Develop a plan.,
Assemble materials and tools.,
Inspect your work.
Develop a plan for your chicken coop based on current or future needs. Ask yourself how many chickens you plan to keep, how much space you have, and for what purpose you’re keeping chickens. Your answers to these questions will affect how you build your coop.
, You can purchase chicken coop plans, or create one of your own. Here’s a list of basic design considerations for most coops:
Height. Most chicken coops are raised two or three feet off the ground. Increased height makes the chickens less accessible to predators. Having your coop too close to the ground could also provide space for rodents to nest.
Insulation. Depending on where you live, your coop might require more or less insulation from the outside elements. Select your materials based on how much protection from the elements your chickens will require.
Ventilation. Because your chickens will be eliminating inside the coop, you’ll need to keep air flowing through it. Most vents consist of hinged flaps on the sides of the coop that are propped up, with the openings covered with chicken wire.
Food and water. Your chickens will need access to food and clean water inside the coop, away from the litter. The system you use for this can be simple or elaborate depending on your needs.
Perches. Perches inside the coop will provide a place for your chickens to roost at night. Remember that chickens prefer to sleep on a perch, and that the perches need to be far enough apart that the chickens won’t be in full contact with each other.

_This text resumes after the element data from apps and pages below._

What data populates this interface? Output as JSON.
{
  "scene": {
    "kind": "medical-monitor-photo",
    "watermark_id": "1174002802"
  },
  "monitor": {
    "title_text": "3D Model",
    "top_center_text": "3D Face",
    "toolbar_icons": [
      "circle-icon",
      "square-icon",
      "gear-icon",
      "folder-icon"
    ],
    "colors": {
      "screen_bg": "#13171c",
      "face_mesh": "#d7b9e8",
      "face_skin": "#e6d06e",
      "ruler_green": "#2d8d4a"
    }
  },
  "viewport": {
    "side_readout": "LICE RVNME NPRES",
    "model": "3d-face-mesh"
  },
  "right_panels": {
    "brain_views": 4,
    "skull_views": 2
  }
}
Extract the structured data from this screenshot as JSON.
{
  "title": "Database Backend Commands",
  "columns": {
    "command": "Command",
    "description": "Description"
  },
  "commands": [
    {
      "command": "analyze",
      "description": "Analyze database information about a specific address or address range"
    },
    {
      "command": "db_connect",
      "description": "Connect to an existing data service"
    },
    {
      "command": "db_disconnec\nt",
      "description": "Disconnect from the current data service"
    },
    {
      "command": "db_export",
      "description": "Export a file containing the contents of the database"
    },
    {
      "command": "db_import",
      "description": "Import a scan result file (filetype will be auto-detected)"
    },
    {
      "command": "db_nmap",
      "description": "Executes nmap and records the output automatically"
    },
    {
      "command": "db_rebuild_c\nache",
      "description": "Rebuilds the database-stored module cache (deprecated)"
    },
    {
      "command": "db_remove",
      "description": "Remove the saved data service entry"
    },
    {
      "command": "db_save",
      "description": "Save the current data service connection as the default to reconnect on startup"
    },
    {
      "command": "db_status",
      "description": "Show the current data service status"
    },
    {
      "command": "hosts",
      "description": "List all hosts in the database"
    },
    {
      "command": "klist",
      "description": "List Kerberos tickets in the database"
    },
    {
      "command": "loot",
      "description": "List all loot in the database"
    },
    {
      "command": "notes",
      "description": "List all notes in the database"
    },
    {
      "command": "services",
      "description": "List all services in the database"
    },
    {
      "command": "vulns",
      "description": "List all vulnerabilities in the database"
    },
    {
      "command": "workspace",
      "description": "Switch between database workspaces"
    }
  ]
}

Litter. Because chickens don’t control their eliminations, you’ll need to provide some sort of litter beneath the perches such as straw or wood shavings. Having the waste attached to filler will make the coop easier to clean; additionally, used litter can make excellent fertilizer.
Nest boxes. Your nest box should be a small, shallow space where your chickens can lay eggs. Avoid making it too spacious or comfortable, so that the chickens aren’t encouraged to stay there for too long. Some coops are designed such that the eggs from the nest box can be accessed via a small door on the outside of the coop.

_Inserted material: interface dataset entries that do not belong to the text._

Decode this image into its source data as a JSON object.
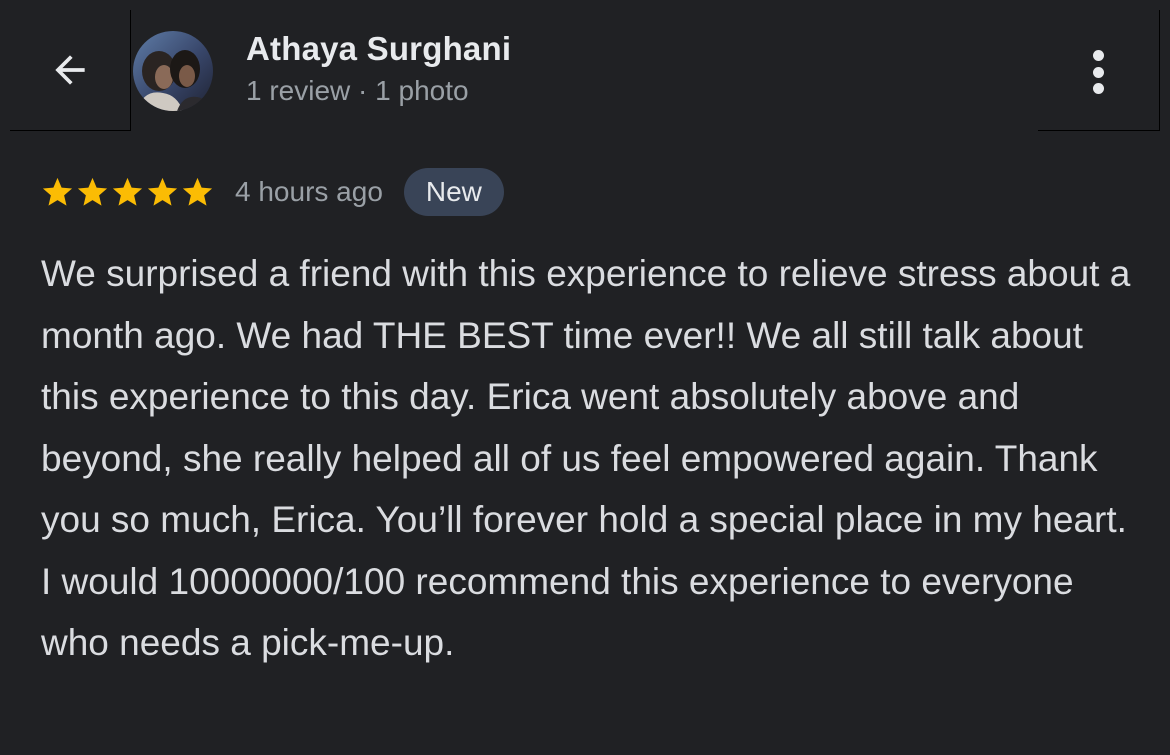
{
  "header": {
    "back_icon": "arrow-left-icon",
    "more_icon": "more-vert-icon",
    "author": {
      "name": "Athaya Surghani",
      "meta": "1 review · 1 photo"
    }
  },
  "review": {
    "rating": 5,
    "max_rating": 5,
    "star_color": "#fbbc04",
    "time_ago": "4 hours ago",
    "badge": "New",
    "text": "We surprised a friend with this experience to relieve stress about a month ago. We had THE BEST time ever!! We all still talk about this experience to this day. Erica went absolutely above and beyond, she really helped all of us feel empowered again. Thank you so much, Erica. You’ll forever hold a special place in my heart. I would 10000000/100 recommend this experience to everyone who needs a pick-me-up."
  },
  "colors": {
    "background": "#202124",
    "primary_text": "#e8eaed",
    "secondary_text": "#9aa0a6",
    "badge_background": "#394457"
  }
}
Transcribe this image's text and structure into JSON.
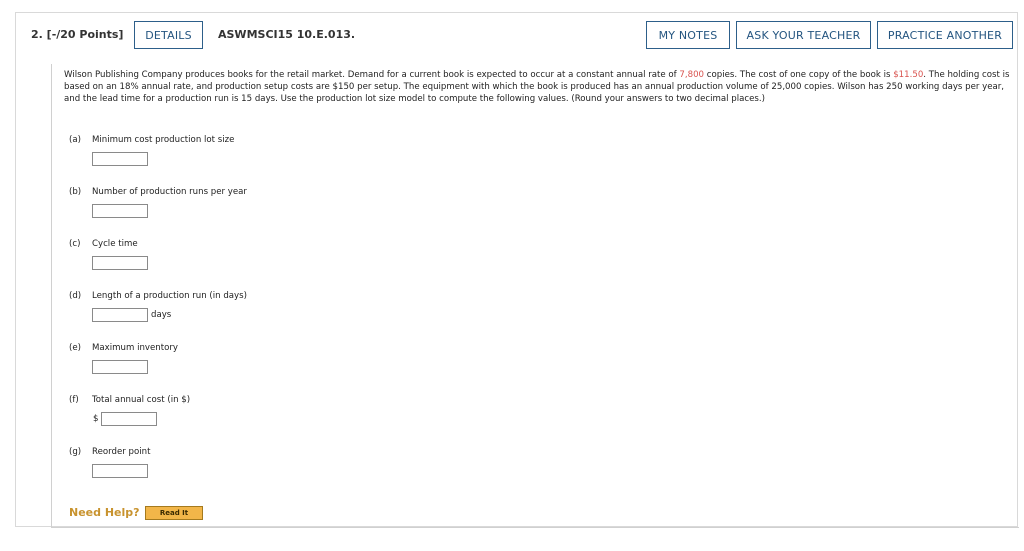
{
  "header": {
    "question_number": "2. [-/20 Points]",
    "details_button": "DETAILS",
    "problem_code": "ASWMSCI15 10.E.013.",
    "my_notes_button": "MY NOTES",
    "ask_teacher_button": "ASK YOUR TEACHER",
    "practice_another_button": "PRACTICE ANOTHER"
  },
  "problem": {
    "text_1": "Wilson Publishing Company produces books for the retail market. Demand for a current book is expected to occur at a constant annual rate of ",
    "demand_value": "7,800",
    "text_2": " copies. The cost of one copy of the book is ",
    "cost_value": "$11.50",
    "text_3": ". The holding cost is based on an 18% annual rate, and production setup costs are $150 per setup. The equipment with which the book is produced has an annual production volume of 25,000 copies. Wilson has 250 working days per year, and the lead time for a production run is 15 days. Use the production lot size model to compute the following values. (Round your answers to two decimal places.)"
  },
  "parts": [
    {
      "letter": "(a)",
      "label": "Minimum cost production lot size",
      "value": ""
    },
    {
      "letter": "(b)",
      "label": "Number of production runs per year",
      "value": ""
    },
    {
      "letter": "(c)",
      "label": "Cycle time",
      "value": ""
    },
    {
      "letter": "(d)",
      "label": "Length of a production run (in days)",
      "value": "",
      "unit": "days"
    },
    {
      "letter": "(e)",
      "label": "Maximum inventory",
      "value": ""
    },
    {
      "letter": "(f)",
      "label": "Total annual cost (in $)",
      "value": "",
      "prefix": "$"
    },
    {
      "letter": "(g)",
      "label": "Reorder point",
      "value": ""
    }
  ],
  "help": {
    "need_help": "Need Help?",
    "read_it_button": "Read It"
  },
  "colors": {
    "accent": "#245580",
    "highlight_value": "#d9534f",
    "need_help": "#c8932e",
    "read_it_bg": "#f2b649"
  }
}
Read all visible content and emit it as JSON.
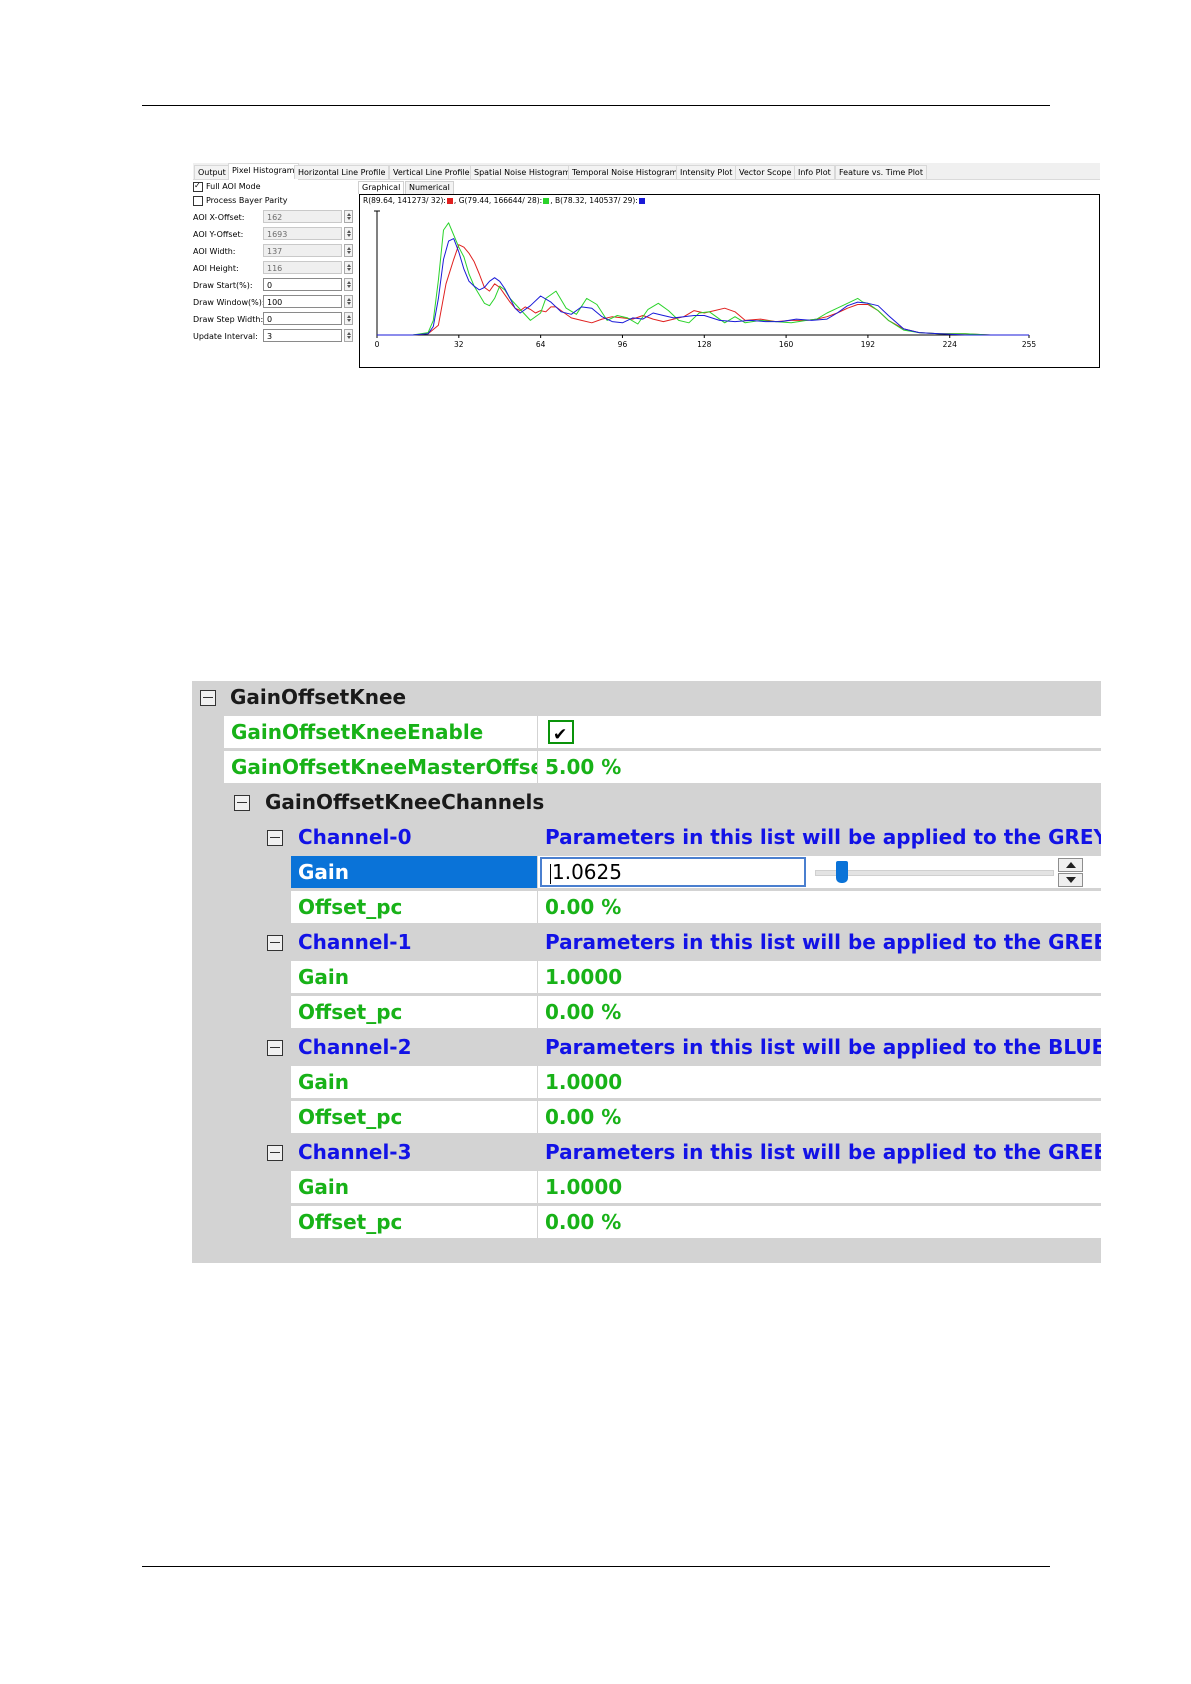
{
  "histogram_panel": {
    "tabs": [
      "Output",
      "Pixel Histogram",
      "Horizontal Line Profile",
      "Vertical Line Profile",
      "Spatial Noise Histogram",
      "Temporal Noise Histogram",
      "Intensity Plot",
      "Vector Scope",
      "Info Plot",
      "Feature vs. Time Plot"
    ],
    "active_tab": "Pixel Histogram",
    "checkboxes": [
      {
        "label": "Full AOI Mode",
        "checked": true
      },
      {
        "label": "Process Bayer Parity",
        "checked": false
      }
    ],
    "params": [
      {
        "label": "AOI X-Offset:",
        "value": "162",
        "editable": false
      },
      {
        "label": "AOI Y-Offset:",
        "value": "1693",
        "editable": false
      },
      {
        "label": "AOI Width:",
        "value": "137",
        "editable": false
      },
      {
        "label": "AOI Height:",
        "value": "116",
        "editable": false
      },
      {
        "label": "Draw Start(%):",
        "value": "0",
        "editable": true
      },
      {
        "label": "Draw Window(%):",
        "value": "100",
        "editable": true
      },
      {
        "label": "Draw Step Width:",
        "value": "0",
        "editable": true
      },
      {
        "label": "Update Interval:",
        "value": "3",
        "editable": true
      }
    ],
    "sub_tabs": [
      "Graphical",
      "Numerical"
    ],
    "active_sub_tab": "Graphical",
    "stats": {
      "r": "R(89.64, 141273/  32):",
      "g": ", G(79.44, 166644/  28):",
      "b": ", B(78.32, 140537/  29):"
    }
  },
  "chart_data": {
    "type": "line",
    "x_ticks": [
      "0",
      "32",
      "64",
      "96",
      "128",
      "160",
      "192",
      "224",
      "255"
    ],
    "xlim": [
      0,
      255
    ],
    "ylim": [
      0,
      1
    ],
    "colors": {
      "r": "#e0201f",
      "g": "#2bd32b",
      "b": "#1a1ad8"
    },
    "series": [
      {
        "key": "r",
        "x": [
          0,
          14,
          20,
          24,
          27,
          30,
          32,
          34,
          36,
          38,
          40,
          42,
          44,
          46,
          48,
          50,
          52,
          54,
          56,
          58,
          60,
          62,
          64,
          66,
          68,
          70,
          72,
          76,
          80,
          84,
          88,
          92,
          96,
          100,
          104,
          108,
          112,
          116,
          120,
          124,
          128,
          132,
          136,
          140,
          144,
          150,
          156,
          162,
          168,
          172,
          176,
          180,
          184,
          188,
          192,
          196,
          200,
          206,
          212,
          220,
          230,
          240,
          255
        ],
        "y": [
          0,
          0,
          0.01,
          0.08,
          0.42,
          0.62,
          0.74,
          0.72,
          0.67,
          0.6,
          0.5,
          0.39,
          0.36,
          0.42,
          0.39,
          0.33,
          0.27,
          0.22,
          0.2,
          0.23,
          0.21,
          0.18,
          0.2,
          0.19,
          0.23,
          0.23,
          0.2,
          0.14,
          0.12,
          0.1,
          0.13,
          0.15,
          0.14,
          0.13,
          0.16,
          0.13,
          0.11,
          0.13,
          0.15,
          0.2,
          0.18,
          0.2,
          0.22,
          0.19,
          0.12,
          0.13,
          0.11,
          0.12,
          0.12,
          0.13,
          0.15,
          0.18,
          0.22,
          0.25,
          0.25,
          0.2,
          0.12,
          0.05,
          0.02,
          0.01,
          0.01,
          0,
          0
        ]
      },
      {
        "key": "g",
        "x": [
          0,
          14,
          20,
          22,
          24,
          26,
          28,
          30,
          32,
          34,
          36,
          38,
          40,
          42,
          44,
          46,
          48,
          50,
          52,
          56,
          60,
          64,
          66,
          70,
          74,
          78,
          82,
          86,
          90,
          94,
          98,
          102,
          106,
          110,
          114,
          118,
          122,
          126,
          130,
          136,
          140,
          144,
          150,
          156,
          162,
          168,
          172,
          176,
          180,
          184,
          188,
          190,
          192,
          196,
          200,
          206,
          212,
          220,
          230,
          240,
          255
        ],
        "y": [
          0,
          0,
          0.02,
          0.12,
          0.45,
          0.86,
          0.92,
          0.82,
          0.72,
          0.64,
          0.5,
          0.4,
          0.33,
          0.26,
          0.24,
          0.3,
          0.4,
          0.37,
          0.3,
          0.21,
          0.12,
          0.18,
          0.3,
          0.36,
          0.22,
          0.17,
          0.3,
          0.25,
          0.12,
          0.16,
          0.14,
          0.09,
          0.21,
          0.26,
          0.2,
          0.12,
          0.1,
          0.18,
          0.19,
          0.1,
          0.15,
          0.1,
          0.12,
          0.11,
          0.1,
          0.12,
          0.13,
          0.18,
          0.22,
          0.26,
          0.3,
          0.27,
          0.26,
          0.2,
          0.12,
          0.04,
          0.02,
          0.01,
          0.01,
          0,
          0
        ]
      },
      {
        "key": "b",
        "x": [
          0,
          14,
          20,
          22,
          24,
          26,
          28,
          30,
          32,
          34,
          36,
          38,
          40,
          42,
          44,
          46,
          48,
          50,
          52,
          54,
          56,
          60,
          64,
          68,
          72,
          76,
          80,
          84,
          88,
          92,
          96,
          100,
          104,
          108,
          112,
          116,
          120,
          124,
          128,
          134,
          140,
          146,
          152,
          158,
          164,
          170,
          176,
          180,
          184,
          188,
          192,
          196,
          200,
          206,
          212,
          220,
          230,
          240,
          255
        ],
        "y": [
          0,
          0,
          0.01,
          0.07,
          0.3,
          0.62,
          0.77,
          0.79,
          0.68,
          0.54,
          0.44,
          0.4,
          0.37,
          0.39,
          0.44,
          0.47,
          0.44,
          0.38,
          0.3,
          0.22,
          0.18,
          0.24,
          0.32,
          0.27,
          0.19,
          0.17,
          0.23,
          0.22,
          0.15,
          0.11,
          0.1,
          0.14,
          0.13,
          0.18,
          0.16,
          0.14,
          0.15,
          0.16,
          0.16,
          0.12,
          0.11,
          0.12,
          0.11,
          0.11,
          0.13,
          0.12,
          0.13,
          0.18,
          0.24,
          0.27,
          0.26,
          0.24,
          0.16,
          0.05,
          0.02,
          0.01,
          0,
          0,
          0
        ]
      }
    ]
  },
  "property_grid": {
    "root": {
      "label": "GainOffsetKnee"
    },
    "enable": {
      "label": "GainOffsetKneeEnable",
      "checked": true
    },
    "master_offset": {
      "label": "GainOffsetKneeMasterOffset_p",
      "value": "5.00 %"
    },
    "channels_group": {
      "label": "GainOffsetKneeChannels"
    },
    "channels": [
      {
        "label": "Channel-0",
        "description": "Parameters in this list will be applied to the GREY channel",
        "gain_label": "Gain",
        "gain": "1.0625",
        "offset_label": "Offset_pc",
        "offset": "0.00 %"
      },
      {
        "label": "Channel-1",
        "description": "Parameters in this list will be applied to the GREEN channel",
        "gain_label": "Gain",
        "gain": "1.0000",
        "offset_label": "Offset_pc",
        "offset": "0.00 %"
      },
      {
        "label": "Channel-2",
        "description": "Parameters in this list will be applied to the BLUE channel",
        "gain_label": "Gain",
        "gain": "1.0000",
        "offset_label": "Offset_pc",
        "offset": "0.00 %"
      },
      {
        "label": "Channel-3",
        "description": "Parameters in this list will be applied to the GREEN channel",
        "gain_label": "Gain",
        "gain": "1.0000",
        "offset_label": "Offset_pc",
        "offset": "0.00 %"
      }
    ],
    "gain_slider_fraction": 0.11,
    "colors": {
      "label_green": "#18b218",
      "description_blue": "#1212e6",
      "selection": "#0a73d8"
    }
  }
}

Ramp. To exit the elevated coop, your chickens will need a small ramp going down to the yard. Paint the ramp with a mixture of sand and paint to make it less slippery, and add cross strips (like frets on a guitar) for the chickens to use like little steps. If your ramp does not go into an enclosed yard, you’ll want to be able to close it up at night to keep the chickens safe in the coop.
, At a minimum, you’ll need wood or plywood in several sizes, nails, chicken wire, hinges, screws and litter. If you’re building a more complicated coop, you’ll need more varied materials. Additionally, you’ll need a measuring tape, sander, power saw, hammer, drill, workbench, face mask and leather gloves. You might be able to purchase these items from second-hand shops.
, When you’re constructing the coop, try to build methodically so that you don’t have to go back and fix mistakes.
Join the bottom frames first, then the side frames and supporting frames. In assembling the frames, where they are to be joined, use wood glue to hold them in place and drill very small pilot holes for the nails. To ensure that the nails go in straight, drill pilot holes. Better yet, use a miter joint or end lap joint. The lap joint and the miter joint are the two most common joints you need to use in building your chicken coop to ensure stability and sturdiness of your project.
Put on the sidings (plywood and/or chicken wire) and the roofing material of the chicken coop when the frame is ready. Make sure that you double the length of the wood supports and the size when increasing the size or dimensions of your chicken coop. For example, from a 25mm x 25mm x 2m wood, increase it to 50mm x 50mm x 3m, to ensure that the frame is strong and sturdy!
Add the windows and doors. The windows and doors should be the last ones you should work on.
, As soon as everything is finished, do a once-over inspection and plug all seams and joints with insulation material to prevent cold air from entering your flock’s new house. You can also paint the chicken coop in any color you like to match the overall character of your home.
Image:Build a Simple Chicken Coop Step 5.jpg